Head shyness usually has to do with their eyesight as well. Unless they have had a bad experience with someone in the past. The reason why they’ll back away from your hand approaching their face is simply because they can’t see it. They’ll see it approaching them for a little while and then it disappears. All of a sudden, something is touching their head and it startles them. It makes them feel uncomfortable. It can take a lot of time before a horse trusts you enough to pet or brush his head. Just be patient and keep reminding yourself of what he might be seeing in that moment. If you can build up that trust and that partnership, he’ll quickly learn that having his head touched and brushed actually feels nice. Heck, it might even be relaxing! And the more time you put into it, the easier this process becomes.

Where are a horse’s blind spots?

Horses have both monocular and binocular vision.

Their monocular vision range is quite large in comparison to their binocular vision range. Monocular vision is essentially the horse being able to see an object out of one eye only. This is what lets a horse look at what’s happening around him (on either side of his body) without having to turn his head. Binocular vision, is when both eyes work together to produce an image. So when a horse is focused on an object directly ahead of him, he his using his binocular vision.

That being said, the obvious blind spot is directly behind the horse and the other is right put close to his face. Just like I mentioned earlier. So why is it that it’s still best to walk up to the horse’s shoulder if they can pretty much see everything around them? Well, if you’re walking up to a horse from behind them, even if you’re not directly behind them, their vision isn’t perfectly clear. It’s not much different from us when we are using our peripheral vision. If an object is coming up from behind you, you won’t see it until a certain point. At that point, you’ll see movement, but you won’t be able to make out what it is, as it moves closer and closer into your line of vision, the object becomes clearer.
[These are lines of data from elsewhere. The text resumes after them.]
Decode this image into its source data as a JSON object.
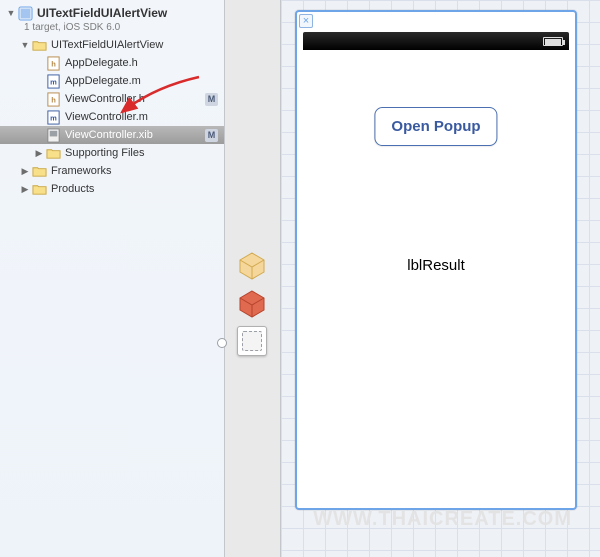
{
  "project": {
    "name": "UITextFieldUIAlertView",
    "subtitle": "1 target, iOS SDK 6.0"
  },
  "tree": {
    "group": "UITextFieldUIAlertView",
    "files": [
      {
        "name": "AppDelegate.h",
        "type": "h"
      },
      {
        "name": "AppDelegate.m",
        "type": "m"
      },
      {
        "name": "ViewController.h",
        "type": "h",
        "modified": true
      },
      {
        "name": "ViewController.m",
        "type": "m"
      },
      {
        "name": "ViewController.xib",
        "type": "xib",
        "modified": true,
        "selected": true
      }
    ],
    "supporting": "Supporting Files",
    "frameworks": "Frameworks",
    "products": "Products"
  },
  "status_badge": "M",
  "canvas": {
    "button": "Open Popup",
    "label": "lblResult"
  },
  "watermark": "WWW.THAICREATE.COM"
}
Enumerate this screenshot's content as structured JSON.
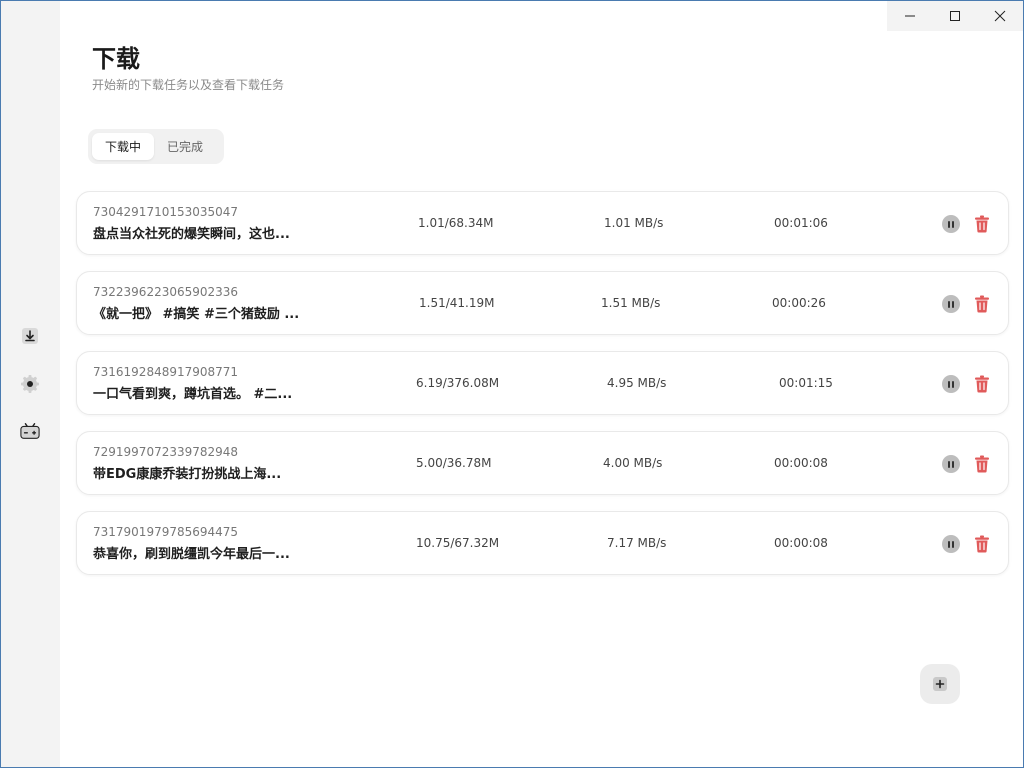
{
  "page": {
    "title": "下载",
    "subtitle": "开始新的下载任务以及查看下载任务"
  },
  "tabs": [
    {
      "label": "下载中",
      "active": true
    },
    {
      "label": "已完成",
      "active": false
    }
  ],
  "downloads": [
    {
      "id": "7304291710153035047",
      "title": "盘点当众社死的爆笑瞬间，这也...",
      "progress": "1.01/68.34M",
      "speed": "1.01 MB/s",
      "eta": "00:01:06"
    },
    {
      "id": "7322396223065902336",
      "title": "《就一把》 #搞笑 #三个猪鼓励 ...",
      "progress": "1.51/41.19M",
      "speed": "1.51 MB/s",
      "eta": "00:00:26"
    },
    {
      "id": "7316192848917908771",
      "title": "一口气看到爽，蹲坑首选。 #二...",
      "progress": "6.19/376.08M",
      "speed": "4.95 MB/s",
      "eta": "00:01:15"
    },
    {
      "id": "7291997072339782948",
      "title": "带EDG康康乔装打扮挑战上海...",
      "progress": "5.00/36.78M",
      "speed": "4.00 MB/s",
      "eta": "00:00:08"
    },
    {
      "id": "7317901979785694475",
      "title": "恭喜你，刷到脱缰凯今年最后一...",
      "progress": "10.75/67.32M",
      "speed": "7.17 MB/s",
      "eta": "00:00:08"
    }
  ],
  "sidebar": {
    "items": [
      {
        "icon": "download-icon"
      },
      {
        "icon": "settings-gear-icon"
      },
      {
        "icon": "bilibili-icon"
      }
    ]
  },
  "icons": {
    "pause": "pause-icon",
    "delete": "trash-icon",
    "add": "plus-icon"
  },
  "colors": {
    "delete": "#e05a5a",
    "pause_bg": "#bdbdbd",
    "sidebar_bg": "#f3f3f3"
  }
}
For a horse, this blurry object moving towards them can be scary. Which may put you in danger. For that reason, it’s much better to make it a point to always stay in the horse’s clear line of vision.
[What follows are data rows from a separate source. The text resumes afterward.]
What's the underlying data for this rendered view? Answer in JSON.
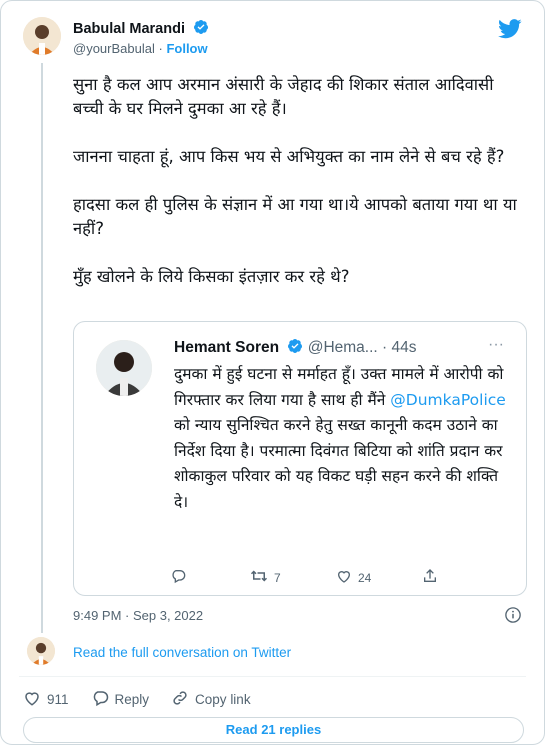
{
  "colors": {
    "accent": "#1d9bf0",
    "text": "#0f1419",
    "muted": "#536471",
    "border": "#cfd9de"
  },
  "author": {
    "name": "Babulal Marandi",
    "handle": "@yourBabulal",
    "separator": "·",
    "follow_label": "Follow"
  },
  "tweet": {
    "paragraphs": [
      "सुना है कल आप अरमान अंसारी के जेहाद की शिकार संताल आदिवासी बच्ची के घर मिलने दुमका आ रहे हैं।",
      "जानना चाहता हूं, आप किस भय से अभियुक्त का नाम लेने से बच रहे हैं?",
      "हादसा कल ही पुलिस के संज्ञान में आ गया था।ये आपको बताया गया था या नहीं?",
      "मुँह खोलने के लिये किसका इंतज़ार कर रहे थे?"
    ],
    "timestamp": "9:49 PM · Sep 3, 2022"
  },
  "quote": {
    "name": "Hemant Soren",
    "handle": "@Hema...",
    "time": "· 44s",
    "more": "···",
    "text_before": "दुमका में हुई घटना से मर्माहत हूँ। उक्त मामले में आरोपी को गिरफ्तार कर लिया गया है साथ ही मैंने ",
    "mention": "@DumkaPolice",
    "text_after": " को न्याय सुनिश्चित करने हेतु सख्त कानूनी कदम उठाने का निर्देश दिया है। परमात्मा दिवंगत बिटिया को शांति प्रदान कर शोकाकुल परिवार को यह विकट घड़ी सहन करने की शक्ति दे।",
    "retweets": "7",
    "likes": "24"
  },
  "footer": {
    "read_full": "Read the full conversation on Twitter",
    "likes": "911",
    "reply_label": "Reply",
    "copy_link_label": "Copy link",
    "read_replies": "Read 21 replies"
  },
  "icons": [
    "twitter-bird-icon",
    "verified-badge-icon",
    "reply-icon",
    "retweet-icon",
    "heart-icon",
    "share-icon",
    "info-icon",
    "link-icon"
  ]
}
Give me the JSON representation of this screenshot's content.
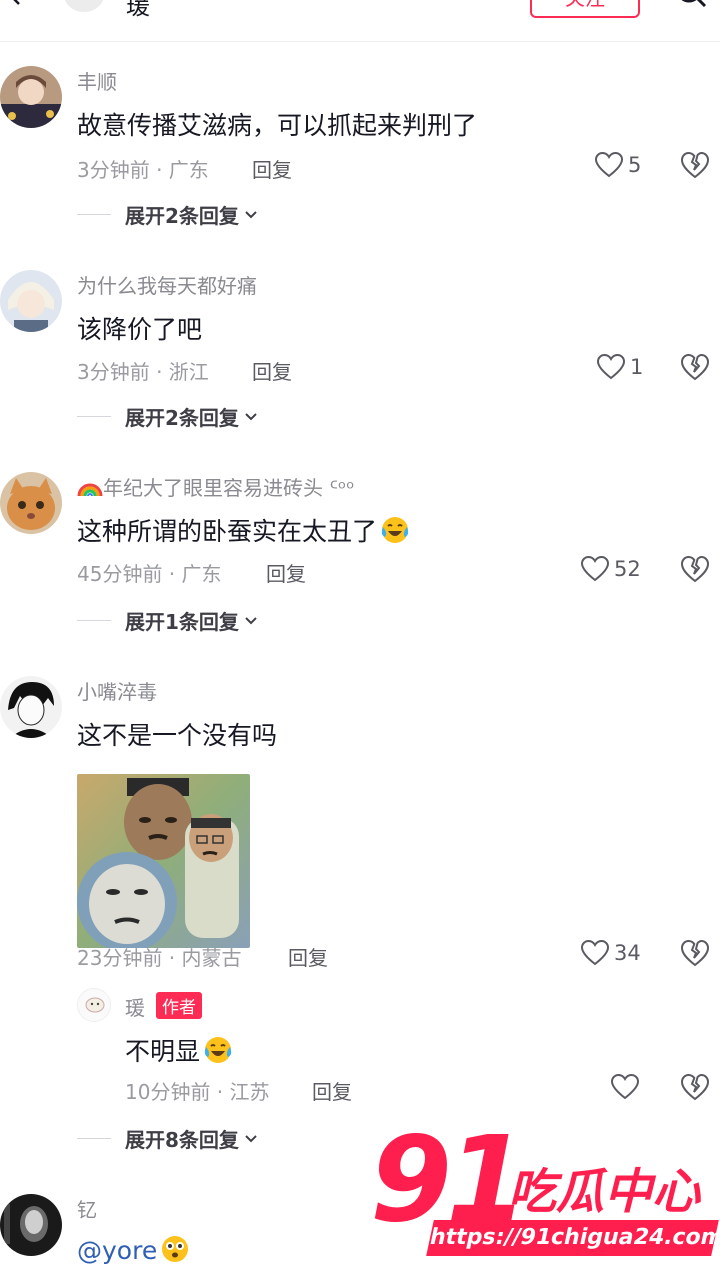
{
  "header": {
    "title": "瑗",
    "follow_label": "关注"
  },
  "comments": [
    {
      "username": "丰顺",
      "text": "故意传播艾滋病，可以抓起来判刑了",
      "meta": "3分钟前 · 广东",
      "reply_label": "回复",
      "likes": "5",
      "expand_label": "展开2条回复"
    },
    {
      "username": "为什么我每天都好痛",
      "text": "该降价了吧",
      "meta": "3分钟前 · 浙江",
      "reply_label": "回复",
      "likes": "1",
      "expand_label": "展开2条回复"
    },
    {
      "username": "年纪大了眼里容易进砖头 ᑦᵒᵒ",
      "text": "这种所谓的卧蚕实在太丑了",
      "meta": "45分钟前 · 广东",
      "reply_label": "回复",
      "likes": "52",
      "expand_label": "展开1条回复"
    },
    {
      "username": "小嘴淬毒",
      "text": "这不是一个没有吗",
      "meta": "23分钟前 · 内蒙古",
      "reply_label": "回复",
      "likes": "34",
      "reply": {
        "username": "瑗",
        "badge": "作者",
        "text": "不明显",
        "meta": "10分钟前 · 江苏",
        "reply_label": "回复"
      },
      "expand_label": "展开8条回复"
    },
    {
      "username": "钇",
      "text": "@yore"
    }
  ],
  "watermark": {
    "number": "91",
    "name": "吃瓜中心",
    "url": "https://91chigua24.com"
  },
  "colors": {
    "accent": "#fe2c55",
    "watermark": "#ff1f4e"
  }
}
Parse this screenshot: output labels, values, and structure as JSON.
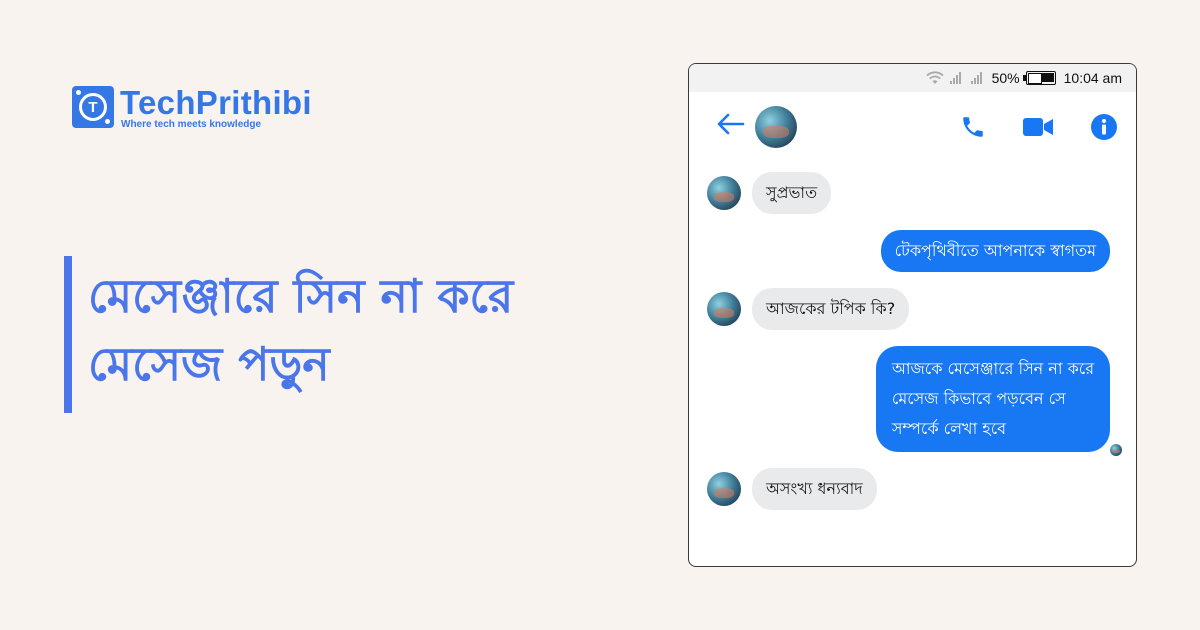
{
  "brand": {
    "name": "TechPrithibi",
    "tagline": "Where tech meets knowledge",
    "logo_letter": "T",
    "color": "#3578e5"
  },
  "headline": {
    "line1": "মেসেঞ্জারে সিন না করে",
    "line2": "মেসেজ পড়ুন",
    "color": "#4a76ea"
  },
  "phone": {
    "status_bar": {
      "battery": "50%",
      "time": "10:04 am",
      "icons": [
        "wifi-icon",
        "signal-icon",
        "signal-icon",
        "battery-icon"
      ]
    },
    "header": {
      "icons": [
        "back-arrow-icon",
        "phone-icon",
        "video-camera-icon",
        "info-icon"
      ],
      "accent": "#1877f2"
    },
    "messages": [
      {
        "direction": "incoming",
        "text": "সুপ্রভাত"
      },
      {
        "direction": "outgoing",
        "text": "টেকপৃথিবীতে আপনাকে স্বাগতম"
      },
      {
        "direction": "incoming",
        "text": "আজকের টপিক কি?"
      },
      {
        "direction": "outgoing",
        "lines": [
          "আজকে মেসেঞ্জারে সিন না করে",
          "মেসেজ কিভাবে পড়বেন সে",
          "সম্পর্কে লেখা হবে"
        ]
      },
      {
        "direction": "incoming",
        "text": "অসংখ্য ধন্যবাদ"
      }
    ]
  }
}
The biggest thing when dealing with horses is to remember that they are prey animals. They are much more sensitive to things than what we are. If you can remind yourself about their instincts and how they are naturally, you will be a lot more comfortable around a horse. There is no such thing as a stupid or a dangerous horse. If he is acting out in a way that isn't what you wanted, you gave him the wrong message. Try another approach and see what happens.

I hope that some of this is useful to you and I thank you for reading my blog. I’d encourage you to Google images of a horse’s field of vision. It will help you better understand how to see through a horse’s eyes.

Until next time, happy riding!